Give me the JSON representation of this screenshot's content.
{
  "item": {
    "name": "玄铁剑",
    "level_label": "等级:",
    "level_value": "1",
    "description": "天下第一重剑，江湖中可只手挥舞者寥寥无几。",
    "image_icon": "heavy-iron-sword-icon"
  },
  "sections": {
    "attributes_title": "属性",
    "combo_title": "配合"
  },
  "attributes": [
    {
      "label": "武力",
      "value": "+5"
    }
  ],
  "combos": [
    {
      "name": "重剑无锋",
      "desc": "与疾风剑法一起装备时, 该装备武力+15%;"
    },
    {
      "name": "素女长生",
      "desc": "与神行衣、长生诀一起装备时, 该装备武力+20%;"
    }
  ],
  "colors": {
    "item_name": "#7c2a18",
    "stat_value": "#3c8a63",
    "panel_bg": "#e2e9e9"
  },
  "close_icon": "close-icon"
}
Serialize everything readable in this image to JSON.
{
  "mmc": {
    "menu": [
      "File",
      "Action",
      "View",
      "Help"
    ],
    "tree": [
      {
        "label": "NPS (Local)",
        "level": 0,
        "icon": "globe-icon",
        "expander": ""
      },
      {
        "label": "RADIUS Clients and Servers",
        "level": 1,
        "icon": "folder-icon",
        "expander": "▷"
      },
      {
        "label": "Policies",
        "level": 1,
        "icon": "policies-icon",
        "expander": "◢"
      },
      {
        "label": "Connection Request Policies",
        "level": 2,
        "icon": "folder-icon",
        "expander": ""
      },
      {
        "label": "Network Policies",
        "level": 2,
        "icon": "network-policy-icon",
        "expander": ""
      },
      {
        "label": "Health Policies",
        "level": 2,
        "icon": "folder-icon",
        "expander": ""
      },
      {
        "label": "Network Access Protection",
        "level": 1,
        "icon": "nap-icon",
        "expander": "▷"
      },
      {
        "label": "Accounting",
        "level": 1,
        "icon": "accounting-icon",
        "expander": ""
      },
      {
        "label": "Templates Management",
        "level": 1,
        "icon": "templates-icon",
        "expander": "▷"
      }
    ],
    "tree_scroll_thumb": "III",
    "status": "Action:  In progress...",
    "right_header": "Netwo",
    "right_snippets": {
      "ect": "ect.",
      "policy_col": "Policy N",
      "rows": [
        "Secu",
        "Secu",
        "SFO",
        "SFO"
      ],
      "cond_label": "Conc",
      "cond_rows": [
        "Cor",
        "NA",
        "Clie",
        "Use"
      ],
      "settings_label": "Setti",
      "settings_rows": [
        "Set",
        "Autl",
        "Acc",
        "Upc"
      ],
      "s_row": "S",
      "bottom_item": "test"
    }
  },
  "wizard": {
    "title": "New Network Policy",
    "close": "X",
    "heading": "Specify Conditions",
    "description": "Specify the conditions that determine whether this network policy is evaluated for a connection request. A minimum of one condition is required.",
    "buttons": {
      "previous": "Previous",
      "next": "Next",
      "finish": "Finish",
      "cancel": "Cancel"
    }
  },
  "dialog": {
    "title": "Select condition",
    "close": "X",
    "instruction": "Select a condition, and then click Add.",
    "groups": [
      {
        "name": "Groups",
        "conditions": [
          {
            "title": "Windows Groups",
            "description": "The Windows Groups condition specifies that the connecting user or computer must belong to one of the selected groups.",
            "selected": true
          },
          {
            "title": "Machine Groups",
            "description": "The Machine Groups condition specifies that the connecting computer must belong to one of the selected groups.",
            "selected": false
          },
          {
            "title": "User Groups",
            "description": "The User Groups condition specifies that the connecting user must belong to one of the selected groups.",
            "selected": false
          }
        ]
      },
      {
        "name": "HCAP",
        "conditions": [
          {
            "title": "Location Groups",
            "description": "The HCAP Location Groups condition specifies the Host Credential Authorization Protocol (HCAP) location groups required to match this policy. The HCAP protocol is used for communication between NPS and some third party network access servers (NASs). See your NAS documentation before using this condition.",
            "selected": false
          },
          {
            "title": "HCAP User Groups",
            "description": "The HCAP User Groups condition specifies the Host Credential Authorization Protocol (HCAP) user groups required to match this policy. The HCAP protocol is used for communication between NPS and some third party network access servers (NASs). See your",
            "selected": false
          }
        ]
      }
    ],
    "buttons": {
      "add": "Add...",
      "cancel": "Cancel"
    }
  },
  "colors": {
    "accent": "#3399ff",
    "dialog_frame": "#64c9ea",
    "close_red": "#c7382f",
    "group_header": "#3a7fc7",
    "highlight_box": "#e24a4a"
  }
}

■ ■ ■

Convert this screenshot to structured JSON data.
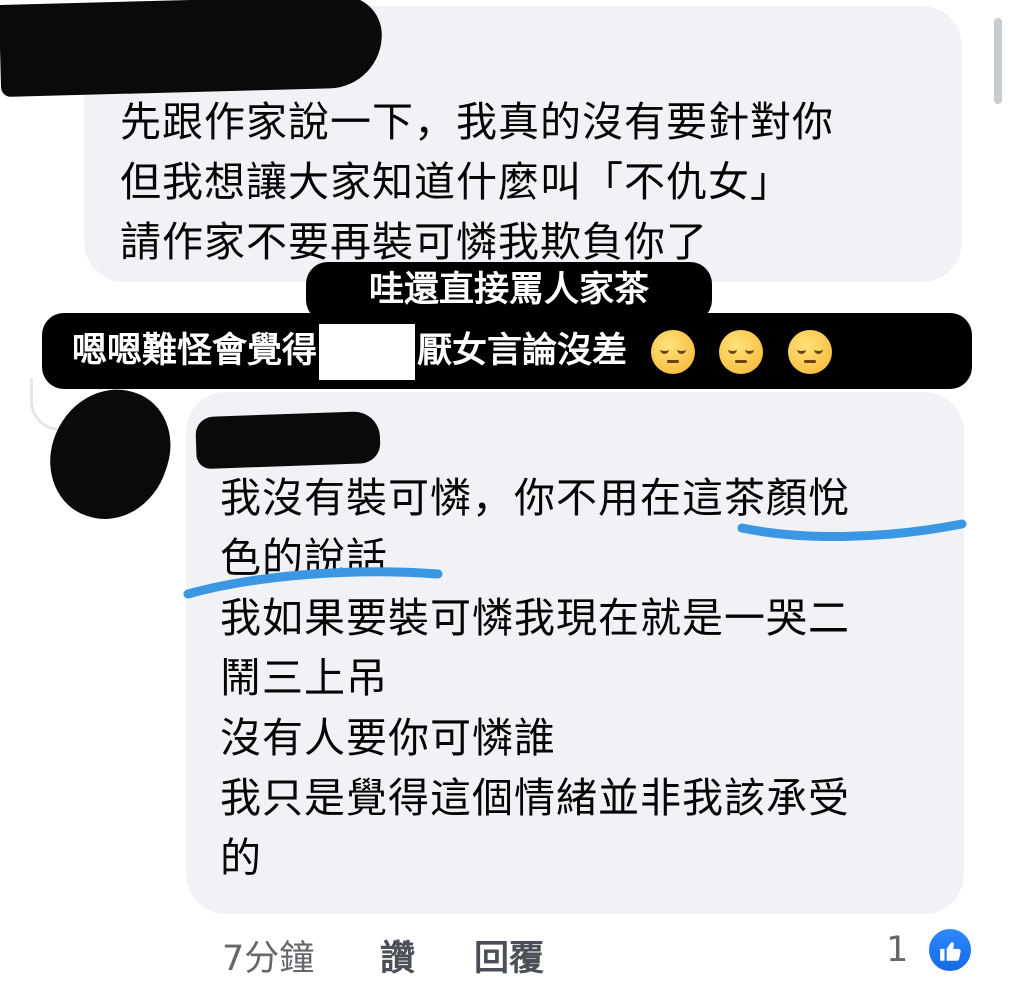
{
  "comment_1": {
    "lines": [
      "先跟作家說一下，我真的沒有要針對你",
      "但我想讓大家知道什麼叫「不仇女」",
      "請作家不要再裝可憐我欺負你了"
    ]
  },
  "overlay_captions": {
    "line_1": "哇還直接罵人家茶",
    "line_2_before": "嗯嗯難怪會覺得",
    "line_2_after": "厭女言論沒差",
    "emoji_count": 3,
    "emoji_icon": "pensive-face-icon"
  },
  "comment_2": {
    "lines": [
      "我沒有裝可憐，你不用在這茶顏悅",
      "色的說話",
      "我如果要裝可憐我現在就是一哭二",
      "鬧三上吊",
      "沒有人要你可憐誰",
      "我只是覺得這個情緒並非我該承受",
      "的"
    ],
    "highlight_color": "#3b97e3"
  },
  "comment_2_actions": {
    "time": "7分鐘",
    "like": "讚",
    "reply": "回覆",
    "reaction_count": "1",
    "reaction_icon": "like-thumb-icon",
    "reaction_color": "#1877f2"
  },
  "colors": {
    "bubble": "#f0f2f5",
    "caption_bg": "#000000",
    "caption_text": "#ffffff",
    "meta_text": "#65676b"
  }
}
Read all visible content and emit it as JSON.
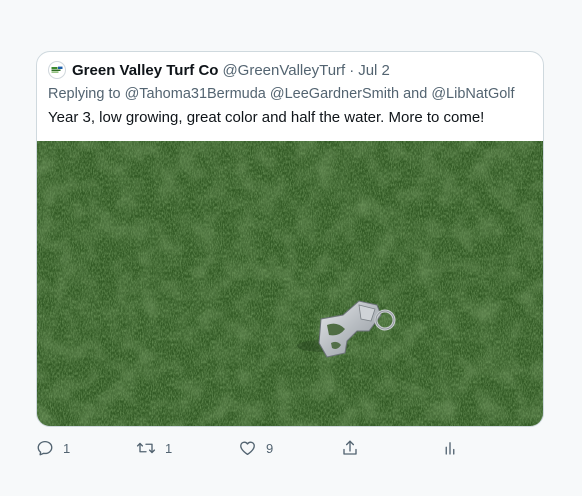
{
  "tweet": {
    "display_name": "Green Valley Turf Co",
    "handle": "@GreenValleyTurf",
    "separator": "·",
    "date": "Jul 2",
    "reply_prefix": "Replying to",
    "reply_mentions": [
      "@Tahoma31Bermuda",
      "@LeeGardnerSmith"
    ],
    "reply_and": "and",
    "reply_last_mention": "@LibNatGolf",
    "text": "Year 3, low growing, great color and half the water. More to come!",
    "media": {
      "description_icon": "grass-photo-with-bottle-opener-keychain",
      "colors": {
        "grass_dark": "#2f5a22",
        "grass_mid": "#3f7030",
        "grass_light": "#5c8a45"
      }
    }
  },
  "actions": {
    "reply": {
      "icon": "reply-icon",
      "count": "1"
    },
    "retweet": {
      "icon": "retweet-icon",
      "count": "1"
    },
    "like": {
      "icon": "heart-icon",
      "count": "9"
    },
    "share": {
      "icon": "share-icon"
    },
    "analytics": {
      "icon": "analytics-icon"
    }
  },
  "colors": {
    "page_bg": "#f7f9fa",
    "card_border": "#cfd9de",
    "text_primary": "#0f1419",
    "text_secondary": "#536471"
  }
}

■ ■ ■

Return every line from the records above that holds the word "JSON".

Give me the JSON representation of this screenshot's content.
Serialize everything readable in this image to JSON.
Convert this screenshot to structured JSON data.
Read all visible content and emit it as JSON.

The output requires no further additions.